YOUR TASK:
Figure out how many lines in these records contain "label". Only the number belongs in the reply.

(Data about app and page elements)
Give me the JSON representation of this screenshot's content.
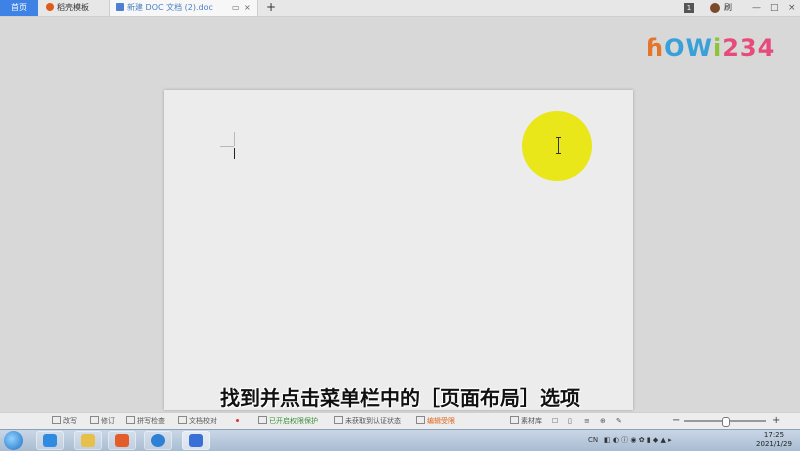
{
  "titlebar": {
    "tabs": [
      {
        "label": "首页"
      },
      {
        "label": "稻壳模板"
      },
      {
        "label": "新建 DOC 文档 (2).doc"
      }
    ],
    "new_tab": "+",
    "badge": "1",
    "user": "刷",
    "window_buttons": [
      "—",
      "□",
      "×"
    ]
  },
  "logo": {
    "parts": [
      "ɦ",
      "OW",
      "i",
      "234"
    ]
  },
  "caption": "找到并点击菜单栏中的［页面布局］选项",
  "statusbar": {
    "items": [
      {
        "label": "改写"
      },
      {
        "label": "修订"
      },
      {
        "label": "拼写检查"
      },
      {
        "label": "文档校对"
      },
      {
        "label": "已开启权限保护"
      },
      {
        "label": "未获取到认证状态"
      },
      {
        "label": "编辑受限"
      },
      {
        "label": "素材库"
      }
    ],
    "zoom_minus": "−",
    "zoom_plus": "+"
  },
  "taskbar": {
    "tray_text": "CN",
    "time": "17:25",
    "date": "2021/1/29"
  },
  "colors": {
    "home_tab": "#3f82e6",
    "highlight": "#e9e619",
    "accent_orange": "#e0641c"
  }
}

RESULT OF THE EXERCISE:
11